Already announce policies will reduce the country's fiscal deficit to 11 percent in 2018, down from 14 percent in 2017
Bahrain must take steps to slash its state budget deficit and bolster its currency, according to the head of an IMF mission to Bahrain.
Speaking after the mission and consultations with Bahraini authorities, Bikas Joshi noted that the government’s previously announced fiscal policies would reduce the country’s fiscal deficit to 11 percent of GDP, compared to 14 percent in 2017 and 18 percent in 2016.
Overall, the IMF projects growth of 3.2 percent in 2018, strengthened by a recovery in oil production, a continuation of a GCC-funded projects and rising refinery and aluminium production capacity.
“Over the medium term, the deficit is projected to remain sizeable, with a rising interest bill as public debt continues to increase,” he said. “Without further measures, non-oil revenue is expected to stagnate and growth to slow.”
Joshi added that “a credibly large fiscal adjustment is a priority.”
“Such a plan should comprise revenue and expenditure measures, while protecting the most vulnerable,” he said. “The implementation of value-added tax, as planned, would be important.”
Other possible measures advocated by Joshi include targeting subsidies and addressing the large wage bill, as well as reforms to strengthen fiscal framework such as by operationalising the debt management office.
“Continued efforts to strengthen the regulation and supervision of the financial sector would bolster the system,” Joshi noted. ‘Fiscal consolidation would support the peg to the US dollar, which continues to provide a clear and credible policy anchor.”
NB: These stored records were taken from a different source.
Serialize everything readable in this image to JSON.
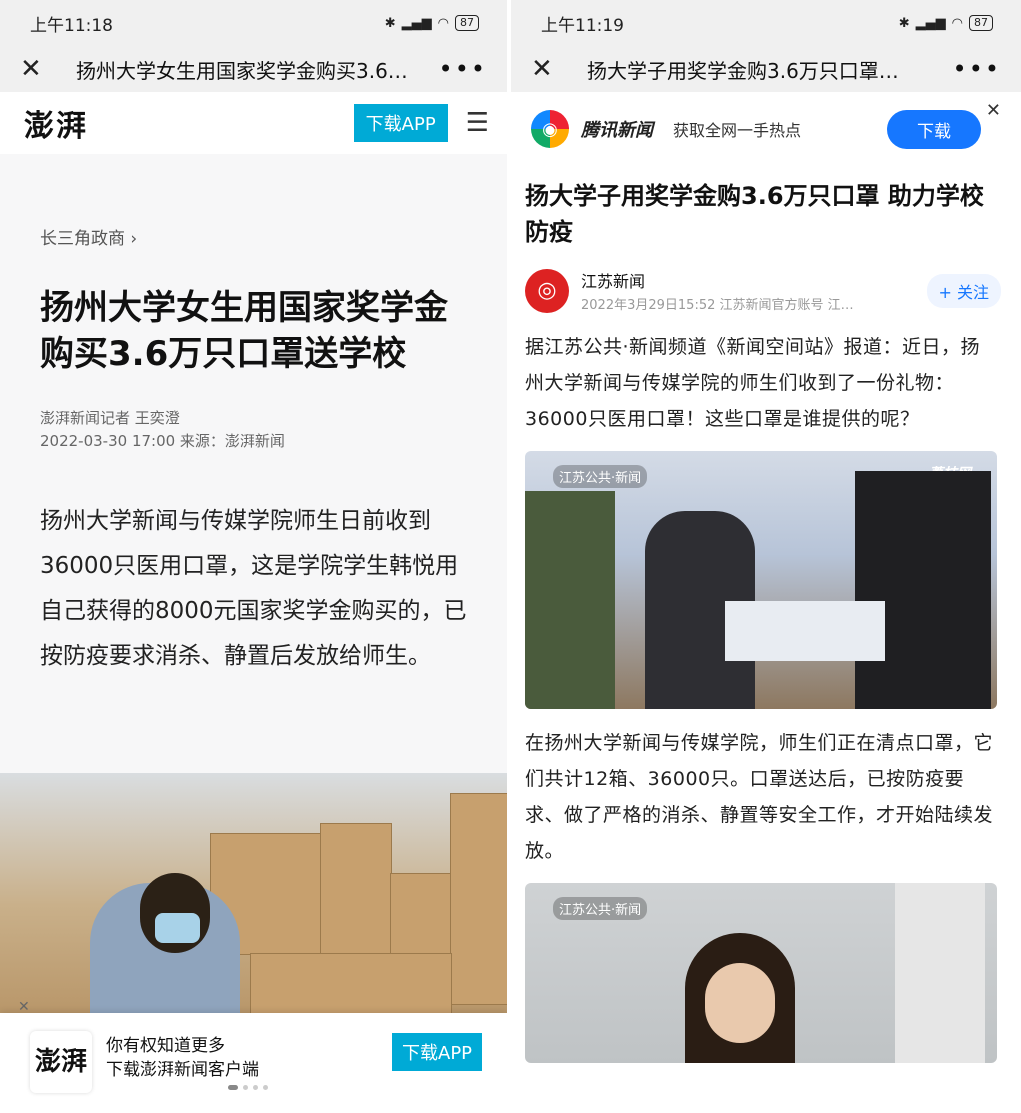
{
  "left": {
    "status": {
      "time": "上午11:18",
      "battery": "87"
    },
    "nav": {
      "title": "扬州大学女生用国家奖学金购买3.6…"
    },
    "header": {
      "logo": "澎湃",
      "download_label": "下载APP"
    },
    "article": {
      "breadcrumb": "长三角政商 ›",
      "title": "扬州大学女生用国家奖学金购买3.6万只口罩送学校",
      "reporter": "澎湃新闻记者 王奕澄",
      "date_source": "2022-03-30 17:00  来源：澎湃新闻",
      "body": "扬州大学新闻与传媒学院师生日前收到36000只医用口罩，这是学院学生韩悦用自己获得的8000元国家奖学金购买的，已按防疫要求消杀、静置后发放给师生。"
    },
    "banner": {
      "logo": "澎湃",
      "line1": "你有权知道更多",
      "line2": "下载澎湃新闻客户端",
      "button": "下载APP"
    }
  },
  "right": {
    "status": {
      "time": "上午11:19",
      "battery": "87"
    },
    "nav": {
      "title": "扬大学子用奖学金购3.6万只口罩…"
    },
    "app_banner": {
      "name": "腾讯新闻",
      "slogan": "获取全网一手热点",
      "button": "下载"
    },
    "article": {
      "title": "扬大学子用奖学金购3.6万只口罩 助力学校防疫",
      "author": "江苏新闻",
      "author_meta": "2022年3月29日15:52 江苏新闻官方账号 江…",
      "follow": "+ 关注",
      "para1": "据江苏公共·新闻频道《新闻空间站》报道：近日，扬州大学新闻与传媒学院的师生们收到了一份礼物：36000只医用口罩！这些口罩是谁提供的呢？",
      "para2": "在扬州大学新闻与传媒学院，师生们正在清点口罩，它们共计12箱、36000只。口罩送达后，已按防疫要求、做了严格的消杀、静置等安全工作，才开始陆续发放。",
      "video_logo": "江苏公共·新闻",
      "video_logo2": "荔枝网"
    }
  }
}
Structural reforms, he added, “remain key to supporting growth and diversification.”